El Paso, Texas - The Texas Supreme Court handed the City of El Paso a major victory Friday when it declined to hear a case that had stalled the construction of a downtown arena for nearly three years.
With this step, the appeals court decision remains the last word, allowing the city to build a multi-purpose entertainment center downtown and with funds from the 2012 Quality of Life bond election. Also important, the city will be allowed to use funding from other sources to complete or enhance the facility for sports use. Mayor Dee Margo has said that is a huge deal as the city could tap into other revenue streams like naming rights and such.
"I am very disappointed with this outcome as it bodes poorly for bond elections because Texas cities can apparently issue bond ordinances and interpret the language within them however they wish, to the detriment of Texas taxpayers and their interests," said historian Max Grossman, who has led the effort to stop the construction of the arena.
The Quality of Life bond plan allocated $180 million for the facility. It is the plan's signature project.
Critics argued the city misled voters when it specifically avoided the use of the word "sports" as it placed the item on the ballot and described it as a "multipurpose performing arts and culture center."
The city has been embroiled in a fierce legal battle against Grossman who insists the neighborhood the city selected for the arena --the area known as "Duranguito"-- has historic significance and is worth preserving.
The area has been vacant since the city relocated most of its residents in 2017 and private owners evicted their tenants. As ABC-7 recently reported, one of the buildings appeared to be inhabited by vagrants and was in severe disrepair.
It is unclear why the Texas Supreme Court declined to hear the case. A notice posted on the court's website Friday reads "Petition for Review disposed ." A clerk with the court explained to ABC-7 it takes six out of nine justices to grant a petition. In this case, two of them declined to weigh in, Justice Paul W. Green and Justice Eva Guzman. The court provided no document explaining its decision to not hear the case.

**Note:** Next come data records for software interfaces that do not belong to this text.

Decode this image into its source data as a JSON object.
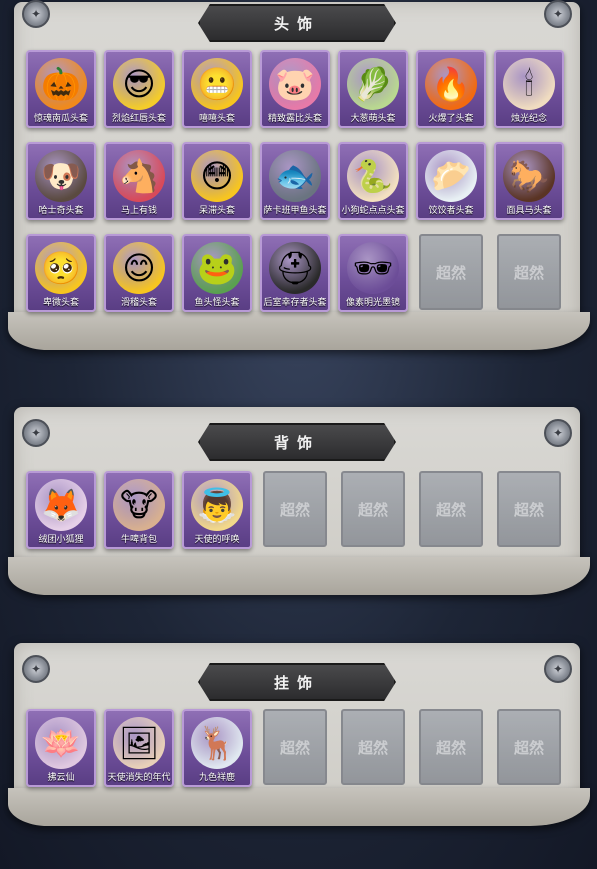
{
  "sections": [
    {
      "title": "头饰",
      "items": [
        {
          "label": "惊魂南瓜头套",
          "icon": "pumpkin-mask-icon",
          "glyph": "🎃",
          "bg": "#f08a1c"
        },
        {
          "label": "烈焰红唇头套",
          "icon": "pikachu-mask-icon",
          "glyph": "😎",
          "bg": "#f4cc2a"
        },
        {
          "label": "嘻嘻头套",
          "icon": "grin-emoji-mask-icon",
          "glyph": "😬",
          "bg": "#f7c520"
        },
        {
          "label": "精致露比头套",
          "icon": "pink-bird-mask-icon",
          "glyph": "🐷",
          "bg": "#e77aa8"
        },
        {
          "label": "大葱萌头套",
          "icon": "scallion-mask-icon",
          "glyph": "🥬",
          "bg": "#b9d890"
        },
        {
          "label": "火爆了头套",
          "icon": "fire-mask-icon",
          "glyph": "🔥",
          "bg": "#f26a10"
        },
        {
          "label": "烛光纪念",
          "icon": "candle-mask-icon",
          "glyph": "🕯",
          "bg": "#f0dcc0"
        },
        {
          "label": "哈士奇头套",
          "icon": "husky-mask-icon",
          "glyph": "🐶",
          "bg": "#5a4a40"
        },
        {
          "label": "马上有钱",
          "icon": "pink-horse-hat-icon",
          "glyph": "🐴",
          "bg": "#d84a5a"
        },
        {
          "label": "呆滞头套",
          "icon": "dazed-emoji-mask-icon",
          "glyph": "😳",
          "bg": "#f7c520"
        },
        {
          "label": "萨卡班甲鱼头套",
          "icon": "fish-mask-icon",
          "glyph": "🐟",
          "bg": "#6a7480"
        },
        {
          "label": "小狗蛇点点头套",
          "icon": "puppy-snake-mask-icon",
          "glyph": "🐍",
          "bg": "#f3e0c0"
        },
        {
          "label": "饺饺者头套",
          "icon": "dumpling-mask-icon",
          "glyph": "🥟",
          "bg": "#e8f0f4"
        },
        {
          "label": "面具马头套",
          "icon": "horse-head-mask-icon",
          "glyph": "🐎",
          "bg": "#5a3424"
        },
        {
          "label": "卑微头套",
          "icon": "humble-emoji-mask-icon",
          "glyph": "🥺",
          "bg": "#f7c520"
        },
        {
          "label": "滑稽头套",
          "icon": "funny-emoji-mask-icon",
          "glyph": "😊",
          "bg": "#f7c520"
        },
        {
          "label": "鱼头怪头套",
          "icon": "fish-monster-mask-icon",
          "glyph": "🐸",
          "bg": "#5aa050"
        },
        {
          "label": "后室幸存者头套",
          "icon": "gas-mask-helmet-icon",
          "glyph": "⛑",
          "bg": "#2a2a2a"
        },
        {
          "label": "像素明光墨镜",
          "icon": "pixel-sunglasses-icon",
          "glyph": "🕶",
          "bg": "#6c4d98"
        },
        {
          "empty": true,
          "placeholder": "超然"
        },
        {
          "empty": true,
          "placeholder": "超然"
        }
      ]
    },
    {
      "title": "背饰",
      "items": [
        {
          "label": "绒团小狐狸",
          "icon": "fox-plush-icon",
          "glyph": "🦊",
          "bg": "#e6d0e8"
        },
        {
          "label": "牛啤背包",
          "icon": "cow-beer-backpack-icon",
          "glyph": "🐮",
          "bg": "#d8b090"
        },
        {
          "label": "天使的呼唤",
          "icon": "angel-doll-icon",
          "glyph": "👼",
          "bg": "#f2d88a"
        },
        {
          "empty": true,
          "placeholder": "超然"
        },
        {
          "empty": true,
          "placeholder": "超然"
        },
        {
          "empty": true,
          "placeholder": "超然"
        },
        {
          "empty": true,
          "placeholder": "超然"
        }
      ]
    },
    {
      "title": "挂饰",
      "items": [
        {
          "label": "拂云仙",
          "icon": "cloud-fairy-charm-icon",
          "glyph": "🪷",
          "bg": "#e0c8e0"
        },
        {
          "label": "天使消失的年代",
          "icon": "angel-portrait-charm-icon",
          "glyph": "🖼",
          "bg": "#e8d0b8"
        },
        {
          "label": "九色祥鹿",
          "icon": "nine-color-deer-charm-icon",
          "glyph": "🦌",
          "bg": "#e0e8f0"
        },
        {
          "empty": true,
          "placeholder": "超然"
        },
        {
          "empty": true,
          "placeholder": "超然"
        },
        {
          "empty": true,
          "placeholder": "超然"
        },
        {
          "empty": true,
          "placeholder": "超然"
        }
      ]
    }
  ]
}
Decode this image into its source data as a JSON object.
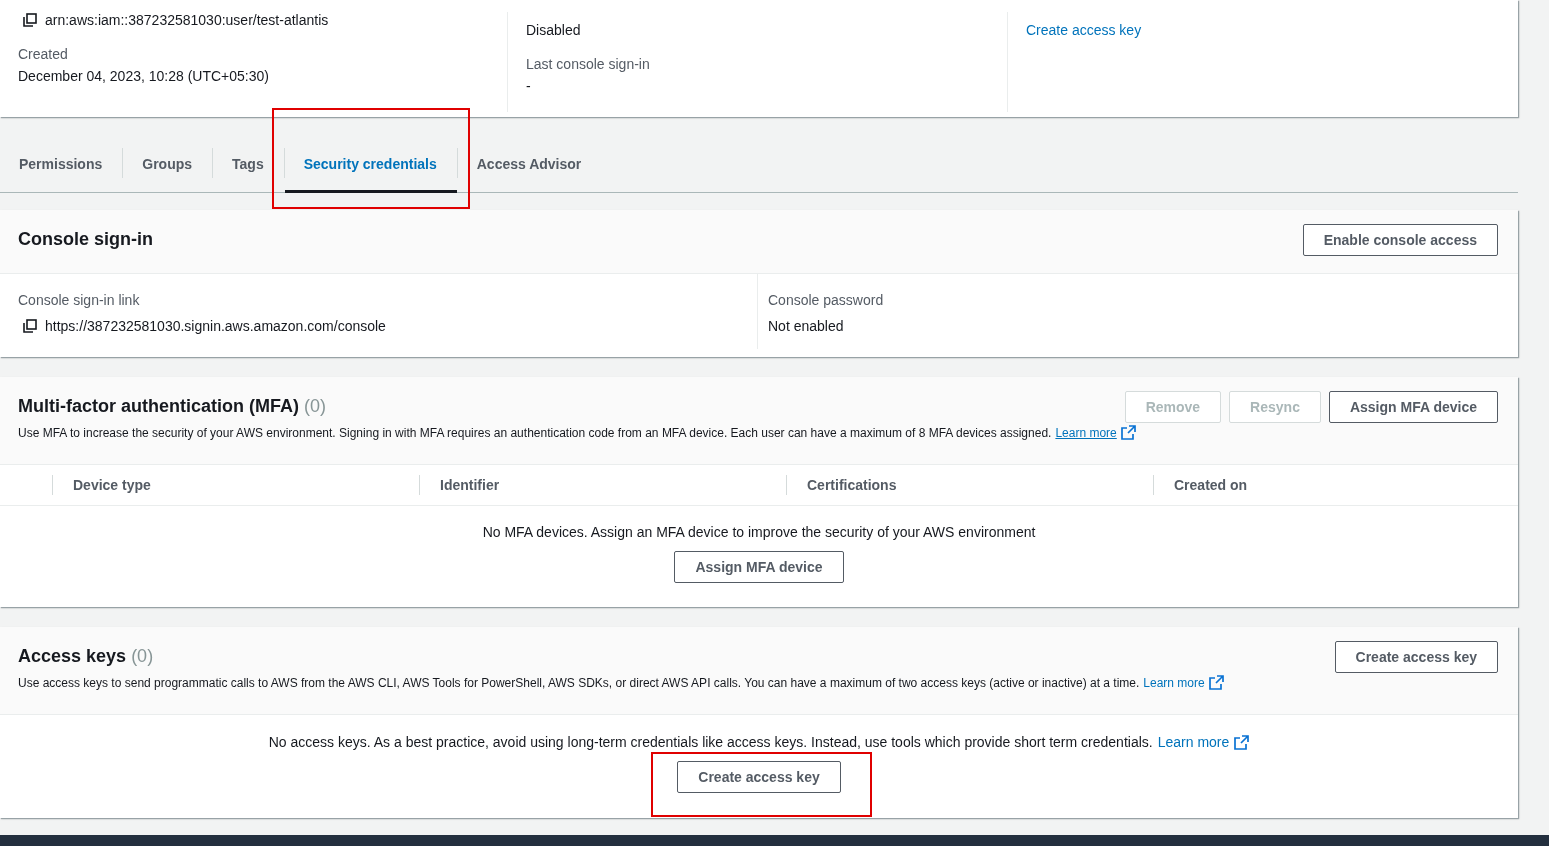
{
  "summary": {
    "columns": [
      {
        "fields": [
          {
            "kind": "copy",
            "value": "arn:aws:iam::387232581030:user/test-atlantis"
          },
          {
            "kind": "text",
            "label": "Created",
            "value": "December 04, 2023, 10:28 (UTC+05:30)"
          }
        ]
      },
      {
        "fields": [
          {
            "kind": "text",
            "value": "Disabled"
          },
          {
            "kind": "text",
            "label": "Last console sign-in",
            "value": "-"
          }
        ]
      },
      {
        "fields": [
          {
            "kind": "link",
            "value": "Create access key"
          }
        ]
      }
    ]
  },
  "tabs": [
    {
      "label": "Permissions",
      "selected": false,
      "highlighted": false
    },
    {
      "label": "Groups",
      "selected": false,
      "highlighted": false
    },
    {
      "label": "Tags",
      "selected": false,
      "highlighted": false
    },
    {
      "label": "Security credentials",
      "selected": true,
      "highlighted": true
    },
    {
      "label": "Access Advisor",
      "selected": false,
      "highlighted": false
    }
  ],
  "console_signin": {
    "title": "Console sign-in",
    "button": "Enable console access",
    "fields": [
      {
        "kind": "copy",
        "label": "Console sign-in link",
        "value": "https://387232581030.signin.aws.amazon.com/console"
      },
      {
        "kind": "text",
        "label": "Console password",
        "value": "Not enabled"
      }
    ]
  },
  "mfa": {
    "title": "Multi-factor authentication (MFA)",
    "count": "(0)",
    "description": "Use MFA to increase the security of your AWS environment. Signing in with MFA requires an authentication code from an MFA device. Each user can have a maximum of 8 MFA devices assigned.",
    "learn_more": "Learn more",
    "buttons": [
      {
        "label": "Remove",
        "disabled": true
      },
      {
        "label": "Resync",
        "disabled": true
      },
      {
        "label": "Assign MFA device",
        "disabled": false
      }
    ],
    "columns": [
      "Device type",
      "Identifier",
      "Certifications",
      "Created on"
    ],
    "empty_text": "No MFA devices. Assign an MFA device to improve the security of your AWS environment",
    "empty_button": {
      "label": "Assign MFA device"
    }
  },
  "access_keys": {
    "title": "Access keys",
    "count": "(0)",
    "description": "Use access keys to send programmatic calls to AWS from the AWS CLI, AWS Tools for PowerShell, AWS SDKs, or direct AWS API calls. You can have a maximum of two access keys (active or inactive) at a time.",
    "learn_more": "Learn more",
    "button": "Create access key",
    "empty_text": "No access keys. As a best practice, avoid using long-term credentials like access keys. Instead, use tools which provide short term credentials.",
    "empty_learn_more": "Learn more",
    "empty_button": {
      "label": "Create access key",
      "highlighted": true
    }
  }
}
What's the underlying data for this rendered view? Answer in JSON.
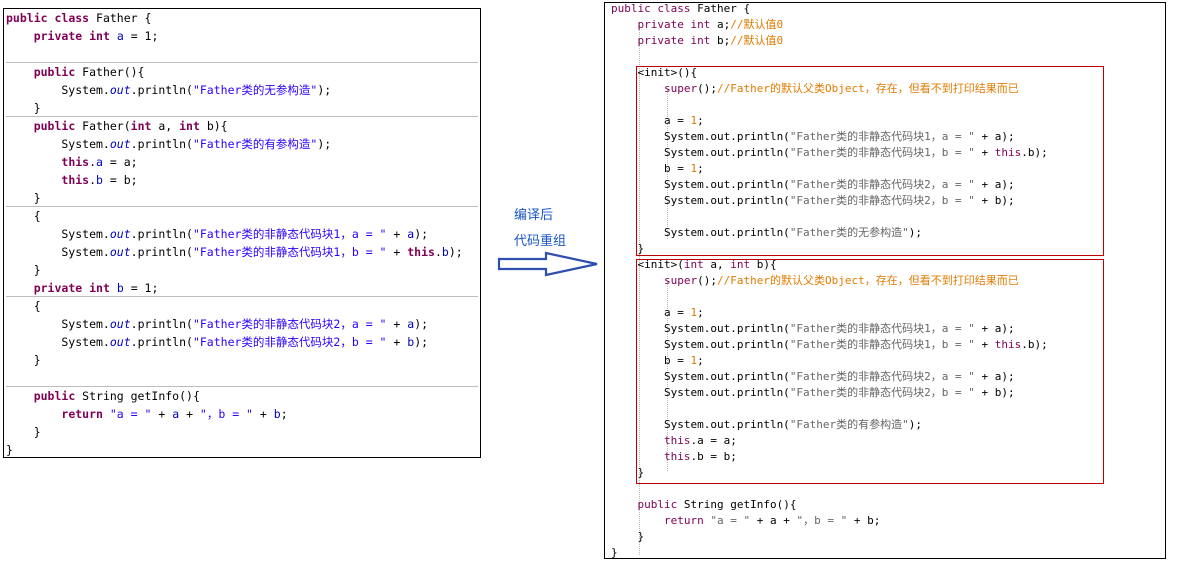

Grossman and his supporters, including famed philanthropist and historian JP Bryan who is covering most of the legal costs, are battling the city on multiple fronts and in various courtrooms. They first asked the state's highest court to hear the case almost exactly one year ago. Court records show Bryan sent a brief to the justices just last week pleading they wouldn't allow the city to build its "basketball boondoggle."
"This is the only location in Texas which five separate cultures have called home," Bryan said of Duranguito which historians say was once home to Native Americans, Spanish Conquistadors, Western settlers, Mexican-Americans and Chinese immigrants.
"How hard is it for the city of El Paso and its Mayor to be truthful with its citizens? Very hard. How easy is it for all objective individuals to see through this financial fraud? Very easy," he wrote.
It's unclear how this step affects the other pending cases, but Mayor Margo told ABC-7 the city will let the legal process play out.
“We’ve got to follow the legal process. Unless the courts have given us free reign we’re not about to move ahead until we have the legal precedent to do so," he said.